You tell the AFL-CIO that you would want a union to represent you, yet you knife unions in the back. Do you really think these same folks are going to give you their money, their energy, and their time, and their votes after suffering such an injury? Get real! Paul Krugman was awarded a Nobel Prize for Economics, and he clearly takes the position that “when America had a strong middle class, it also had a strong union movement.” A strong middle class is considered vital to economic growth, and the lack of such is seen by many economists as the reason why the economy refuses to reverse direction.
For some reason, spitting in your supporters’ faces seems to be something you do. I’m amazed that the Nobel Peace Prize you were awarded wasn’t recalled once you gave your “acceptance” speech justifying making war. But having a Nobel Prize yourself should mean that you understand what it represents, that you are considered very knowledgeable and active in support of the cause for which it was given. You should be listening to those who have them as well.
One such is Edmund S. Phelps, who was the 2006 Nobel Laureate in Economics. I don’t agree with everything he proposes, but I find his suggestions a good place to begin the work you have put off since you were elected in November of 2008.
Phelps decries “state-run” entities and implies that corporations are treated like the enemy by your White House (has he been ignoring how you have been BP’s lackey for the last three months???). He’s right that business needs to feel confident that they aren’t alone in investing in the future, but all of the opportunities he wants business to have they already do. They just have no one leading them to the opportunities you are shipping offshore as fast as you can fund them with our tax dollars.

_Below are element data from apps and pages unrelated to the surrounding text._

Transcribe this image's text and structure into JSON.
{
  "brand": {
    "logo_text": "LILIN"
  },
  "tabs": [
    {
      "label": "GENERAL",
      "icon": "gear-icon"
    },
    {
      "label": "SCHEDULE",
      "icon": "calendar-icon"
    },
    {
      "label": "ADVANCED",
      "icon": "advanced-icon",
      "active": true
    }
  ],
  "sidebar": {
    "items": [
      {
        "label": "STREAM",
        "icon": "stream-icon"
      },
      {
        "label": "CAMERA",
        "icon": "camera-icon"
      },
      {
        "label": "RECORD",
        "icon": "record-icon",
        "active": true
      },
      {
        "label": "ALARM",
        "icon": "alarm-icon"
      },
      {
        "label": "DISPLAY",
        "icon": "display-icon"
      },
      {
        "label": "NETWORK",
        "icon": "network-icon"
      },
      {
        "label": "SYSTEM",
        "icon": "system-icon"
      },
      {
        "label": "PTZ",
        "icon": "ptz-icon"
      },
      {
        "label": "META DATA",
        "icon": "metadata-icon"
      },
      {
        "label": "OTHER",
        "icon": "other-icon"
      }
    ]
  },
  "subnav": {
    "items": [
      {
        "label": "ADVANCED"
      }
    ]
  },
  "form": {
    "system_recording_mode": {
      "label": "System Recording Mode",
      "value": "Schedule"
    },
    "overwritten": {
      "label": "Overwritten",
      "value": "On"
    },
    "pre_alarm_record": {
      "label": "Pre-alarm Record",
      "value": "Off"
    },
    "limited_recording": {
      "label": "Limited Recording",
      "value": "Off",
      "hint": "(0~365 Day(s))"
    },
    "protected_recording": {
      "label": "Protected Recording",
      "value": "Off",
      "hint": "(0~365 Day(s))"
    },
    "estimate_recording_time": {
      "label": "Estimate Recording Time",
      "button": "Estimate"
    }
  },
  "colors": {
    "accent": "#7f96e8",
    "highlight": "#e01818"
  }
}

But let’s look at Phelps’ ideas that I feel we can work with. He wants to create “a First National Bank of Innovation” -which he defines as “a state-sponsored network of merchant banks”- to invest in innovative projects. This would be instrumental in the installation of the green power generation and national high-speed Internet connection projects you proposed as a candidate. He also advocates exempting start-ups from corporate income taxes, which I can accept with sufficient oversight that this won’t be abused by existing enterprises, and wants firms who hire low-wage workers into newly created jobs to receive tax credits. Let’s also exempt these lower-wage workers from their taxes. That one is my idea.
Phelps also wants to see executive compensation tied to longer-term performance-based standards, and to install guidelines on how fund managers’ compensation is determined via the increased value of their stock picks instead of their successful marketability. Putting some kind of control and imposing some kind of responsibility upon the American executive is vital to the success of any economic correction if we are to avoid getting back into this sorry situation in the future.
No thanks to Citizens United, the corporate sector is expected to spend huge sums this fall working against you, Barry. You can’t afford voters deciding that you have “the backbone of a worm”. But if you don’t begin standing up for them, and accomplishing things which benefit them, what other conclusion will they be able to draw?